This is an article written by Mrs. Shobhaa De in sunday Times life for the column "God in a Gucci". I really couldnt find any other better argument on this subject. .
IT is important to de-link spiritualism from religion. I believe that a religious person can be deeply spiritual and not be seeking anything. Not even God. A spiritual approach to life is far more important to one's sense of well-being than blindly following religious texts and rituals. The idea of GOD is a reflection of man's own insecurity. The most pathetic aspect of this is the way in which we foolishly fight over 'our' gods. Claiming superiority of one over the other, as if these various gods are competing in some absurd religious Olympics, featuring winners and losers. Belief is personal and frequently irrational. Nobody has the right to question it. Or declare a race to the finish line. Why do we hanker after 'answers'? Who has them? Has anybody met God? Since I am not really looking for God, I don't feel the need to search for Him. Or Her. Or 'It'.

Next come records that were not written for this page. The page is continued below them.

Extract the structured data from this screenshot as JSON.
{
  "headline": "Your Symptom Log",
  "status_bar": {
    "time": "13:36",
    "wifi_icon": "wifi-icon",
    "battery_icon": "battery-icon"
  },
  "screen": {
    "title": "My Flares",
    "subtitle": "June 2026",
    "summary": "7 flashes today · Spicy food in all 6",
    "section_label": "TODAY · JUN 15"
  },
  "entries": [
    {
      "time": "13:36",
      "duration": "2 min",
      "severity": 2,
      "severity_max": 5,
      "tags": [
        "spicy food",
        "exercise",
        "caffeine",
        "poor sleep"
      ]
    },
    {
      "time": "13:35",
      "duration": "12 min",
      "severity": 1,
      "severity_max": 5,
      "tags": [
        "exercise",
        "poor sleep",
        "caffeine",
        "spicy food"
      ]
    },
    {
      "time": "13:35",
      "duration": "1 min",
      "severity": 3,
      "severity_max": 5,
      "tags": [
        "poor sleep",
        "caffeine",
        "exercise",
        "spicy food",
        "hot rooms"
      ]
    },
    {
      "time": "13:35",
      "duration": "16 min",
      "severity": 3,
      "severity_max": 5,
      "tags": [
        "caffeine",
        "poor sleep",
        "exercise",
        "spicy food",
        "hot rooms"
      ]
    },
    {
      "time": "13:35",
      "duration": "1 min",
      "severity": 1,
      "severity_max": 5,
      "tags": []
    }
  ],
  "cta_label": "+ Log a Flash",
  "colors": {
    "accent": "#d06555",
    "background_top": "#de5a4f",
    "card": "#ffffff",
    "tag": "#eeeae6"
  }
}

As for whether one can be wearing an expensive Gucci or Cavalli and still be deeply religious, and whether we can be sexy and religious, materialistic as well as spiritual, and whether one precludes the other, I would say, it is not a valid debate at all.
What a person thinks, feels, is the key to understanding the bigger picture. To equate wealth with evil is to confuse issues. Not every rich person in designer gear is morally decrepit, just as not every poor person in rags is a saint. Nobody has been able to 'explain' inequalities. These value judgements are childish and irrelevant. Besides, even the most evolved ascetic can slip up and make terrible mistakes. That is the challenge of being humane and human. To think of God as an allseeing, stern headmaster, punishing the wicked, and rewarding the meek, makes the Almighty sound pretty dreadful! These are small consolations we dream up for ourselves, that's all.
There are thousands of people who put everyday life on hold to go off in pursuit of happiness or spiritualism, outside the realm of daily concerns. It's a matter of personal choice. Who can challenge that? It is an individual option. Only someone who has taken this route can comment on its validity, that too, in a strictly personal context. What compels an individual to go down this path? Who knows?? I am sceptical at the best of times since I have yet to meet a 'genuine' fakir. Renunciation is for those who can't cope with domesticity and life's petty struggles or simply refuse to.
I abhor rules and regulations that dictate to me what I should do if I want to reach God. These man-made pre-conditions were created in a specific historical scenario to offer guidelines that would discipline those the state could not effectively subdue. They have little relevance in an age where individual freedom precedes virtually everything else. Religion offers a matrix for those incapable of thinking for themselves. Organised religion is politics by another name — a way to control people through fear and punishment. It is easy to manipulate the uneducated, ignorant masses by talking of God's 'wrath'. This gives God a bad name!!
Seeking God does not necessarily have to be about listening to the silence within. I am not attracted to silence. I like chaos and noise. I can generally reach the spot I need to within myself, by concentrating on it briefly. This can happen even in the midst of cacophony. I love visiting temples, churches and mosques. I feel energised by the atmosphere. Other people's faith touches me deeply.
People, the world over, get possessive about 'their' God and spend time looking for imagined insults, and reacting to them. A confident believer is not as easily rattled. If Cavalli decides to put some image on inner wear, does that make God any less important? Or does it reflect Cavalli's ignorance? True spiritualism frees you from such bondage. It liberates while it celebrates differences. When our very existence is so ephemeral, why look for 'concrete' proof? God can wear Gucci, a dhoti or nothing at all. It's all about loving an illusion.